I find that students are often puzzled by what she says and does here, but I think myself that if I took out this gesture and what she says with it, I would have no story. What was left would not be worth your attention. Our age not only does not have a very sharp eye for the almost imperceptible intrusions of grace, it no longer has much feeling for the nature of the violence which precede and follow them. The devil’s greatest wile, Baudelaire has said, is to convince us that he does not exist.
I suppose the reasons for the use of so much violence in modern fiction will differ with each writer who uses it, but in my own stories I have found that violence is strangely capable of returning my characters to reality and preparing them to accept their moment of grace. Their heads are so hard that almost nothing else will do the work. This idea, that reality is something to which we must be returned at considered cost, is one which is seldom understood by the casual reader, but it is one which is implicit in the Christian view of the world.
I don’t want to equate the Misfit with the devil, I prefer to think that, however unlikely this may seem, the old lady’s gesture, like the mustard-seed, will grow to be a great crow-filled tree in the Misfits’ heart, and will be enough of a pain to him there to turn him into the prophet he was meant to become. But that’s another story.
This story has been called grotesque, but I prefer to call it literal. A good story is literal in the same sense that a child’s drawing is literal. When a child draws, he doesn’t intend to distort but to set down exactly what he sees, and as his gaze is direct, he sees the lines that create motion. Now the lines of motion that interest the writer are usually invisible. They are lines of spiritual motion. And in this story you should be on the lookout for such things as the action of grace in the Grandmother’s soul, and not for the dead bodies.
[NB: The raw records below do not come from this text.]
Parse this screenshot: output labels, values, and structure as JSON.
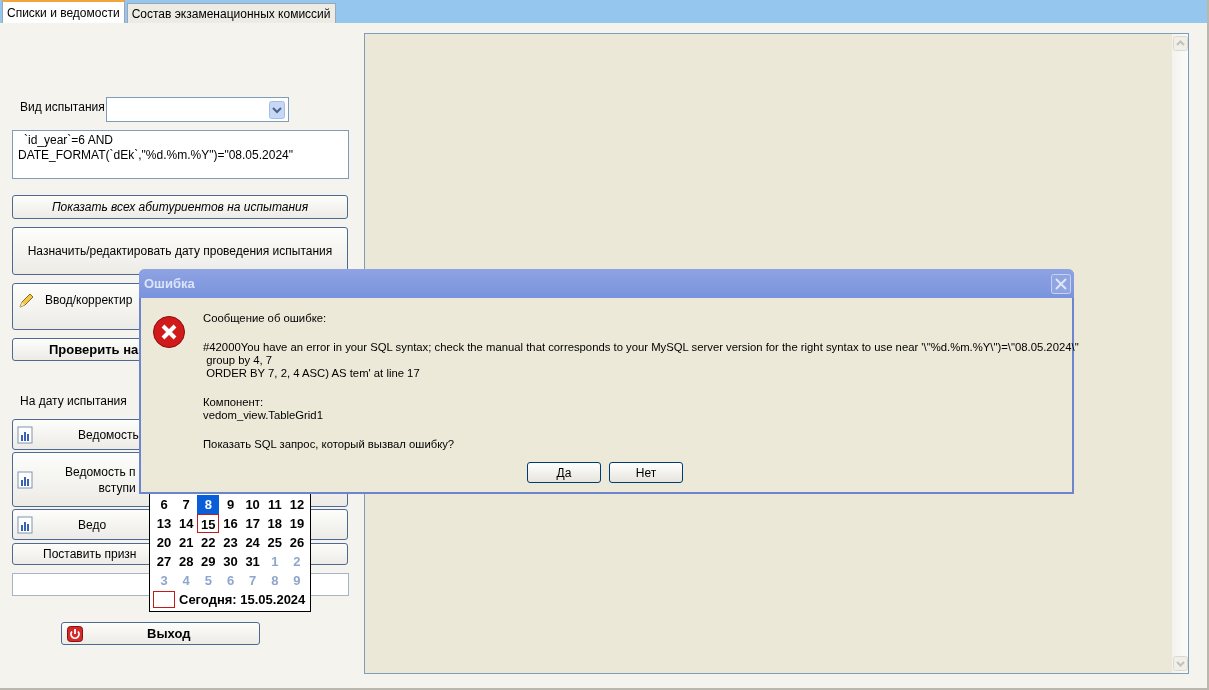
{
  "tabs": [
    {
      "label": "Списки и ведомости",
      "selected": true
    },
    {
      "label": "Состав экзаменационных комиссий",
      "selected": false
    }
  ],
  "left_panel": {
    "test_type_label": "Вид испытания",
    "filter_lines": [
      "`id_year`=6 AND",
      "DATE_FORMAT(`dEk`,\"%d.%m.%Y\")=\"08.05.2024\""
    ],
    "top_buttons": [
      {
        "kind": "italic",
        "lines": [
          "Показать всех абитуриентов на испытания"
        ]
      },
      {
        "kind": "plain",
        "lines": [
          "Назначить/редактировать дату проведения испытания"
        ]
      },
      {
        "kind": "pencil",
        "lines": [
          "Ввод/корректир"
        ]
      },
      {
        "kind": "bold",
        "lines": [
          "Проверить на"
        ]
      }
    ],
    "date_label": "На дату испытания",
    "bottom_buttons": [
      {
        "kind": "report",
        "lines": [
          "Ведомость"
        ]
      },
      {
        "kind": "report",
        "lines": [
          "Ведомость п",
          "вступи"
        ]
      },
      {
        "kind": "report",
        "lines": [
          "Ведо"
        ]
      },
      {
        "kind": "plain",
        "lines": [
          "Поставить призн"
        ]
      }
    ],
    "exit_button": "Выход"
  },
  "calendar": {
    "weeks": [
      [
        {
          "day": "6",
          "selected": false,
          "today": false,
          "muted": false
        },
        {
          "day": "7",
          "selected": false,
          "today": false,
          "muted": false
        },
        {
          "day": "8",
          "selected": true,
          "today": false,
          "muted": false
        },
        {
          "day": "9",
          "selected": false,
          "today": false,
          "muted": false
        },
        {
          "day": "10",
          "selected": false,
          "today": false,
          "muted": false
        },
        {
          "day": "11",
          "selected": false,
          "today": false,
          "muted": false
        },
        {
          "day": "12",
          "selected": false,
          "today": false,
          "muted": false
        }
      ],
      [
        {
          "day": "13",
          "selected": false,
          "today": false,
          "muted": false
        },
        {
          "day": "14",
          "selected": false,
          "today": false,
          "muted": false
        },
        {
          "day": "15",
          "selected": false,
          "today": true,
          "muted": false
        },
        {
          "day": "16",
          "selected": false,
          "today": false,
          "muted": false
        },
        {
          "day": "17",
          "selected": false,
          "today": false,
          "muted": false
        },
        {
          "day": "18",
          "selected": false,
          "today": false,
          "muted": false
        },
        {
          "day": "19",
          "selected": false,
          "today": false,
          "muted": false
        }
      ],
      [
        {
          "day": "20",
          "selected": false,
          "today": false,
          "muted": false
        },
        {
          "day": "21",
          "selected": false,
          "today": false,
          "muted": false
        },
        {
          "day": "22",
          "selected": false,
          "today": false,
          "muted": false
        },
        {
          "day": "23",
          "selected": false,
          "today": false,
          "muted": false
        },
        {
          "day": "24",
          "selected": false,
          "today": false,
          "muted": false
        },
        {
          "day": "25",
          "selected": false,
          "today": false,
          "muted": false
        },
        {
          "day": "26",
          "selected": false,
          "today": false,
          "muted": false
        }
      ],
      [
        {
          "day": "27",
          "selected": false,
          "today": false,
          "muted": false
        },
        {
          "day": "28",
          "selected": false,
          "today": false,
          "muted": false
        },
        {
          "day": "29",
          "selected": false,
          "today": false,
          "muted": false
        },
        {
          "day": "30",
          "selected": false,
          "today": false,
          "muted": false
        },
        {
          "day": "31",
          "selected": false,
          "today": false,
          "muted": false
        },
        {
          "day": "1",
          "selected": false,
          "today": false,
          "muted": true
        },
        {
          "day": "2",
          "selected": false,
          "today": false,
          "muted": true
        }
      ],
      [
        {
          "day": "3",
          "selected": false,
          "today": false,
          "muted": true
        },
        {
          "day": "4",
          "selected": false,
          "today": false,
          "muted": true
        },
        {
          "day": "5",
          "selected": false,
          "today": false,
          "muted": true
        },
        {
          "day": "6",
          "selected": false,
          "today": false,
          "muted": true
        },
        {
          "day": "7",
          "selected": false,
          "today": false,
          "muted": true
        },
        {
          "day": "8",
          "selected": false,
          "today": false,
          "muted": true
        },
        {
          "day": "9",
          "selected": false,
          "today": false,
          "muted": true
        }
      ]
    ],
    "today_label": "Сегодня: 15.05.2024"
  },
  "dialog": {
    "title": "Ошибка",
    "heading": "Сообщение об ошибке:",
    "error_lines": [
      "#42000You have an error in your SQL syntax; check the manual that corresponds to your MySQL server version for the right syntax to use near '\\\"%d.%m.%Y\\\")=\\\"08.05.2024\\\"",
      " group by 4, 7",
      " ORDER BY 7, 2, 4 ASC) AS tem' at line 17"
    ],
    "component_label": "Компонент:",
    "component_value": "vedom_view.TableGrid1",
    "question": "Показать SQL запрос, который вызвал ошибку?",
    "buttons": [
      "Да",
      "Нет"
    ]
  }
}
We hear many complaints about the prevalence of violence in modern fiction, and it is always assumed that this violence is bad thing and meant to be an end in itself. With the serious writer, violence is never an end in itself. It is the extreme situation that best reveals what we are essentially, and I believe these are times when writers are more interested in what we are essentially than in the tenor of our daily lives. Violence is a force which can be used for good or evil, and among other things taken by it is the kingdom of heaven. But regardless of what can be taken by it, the man in the violent situation reveals those qualities least dispensable in his personality, those qualities which are all he will have to take into eternity with him; and since the characters in this story are all on the verge of eternity, it is appropriate to think of what they take with them. In any case, I hope that if you consider these points in connection with the story, you will come to see it as something more than an account of a family murdered on the way to Florida.
Flannery O’Connor, “On Her Own Work,” in her Mystery and Manners: Occasional Prose, edited by Sally Fitzgerald and Robert Fitzgerald, Farrar, Straus and Giroux, 1969, pp. 107-18.
Internet link http://www2.sunysuffolk.edu/lewiss/Oconnor.htm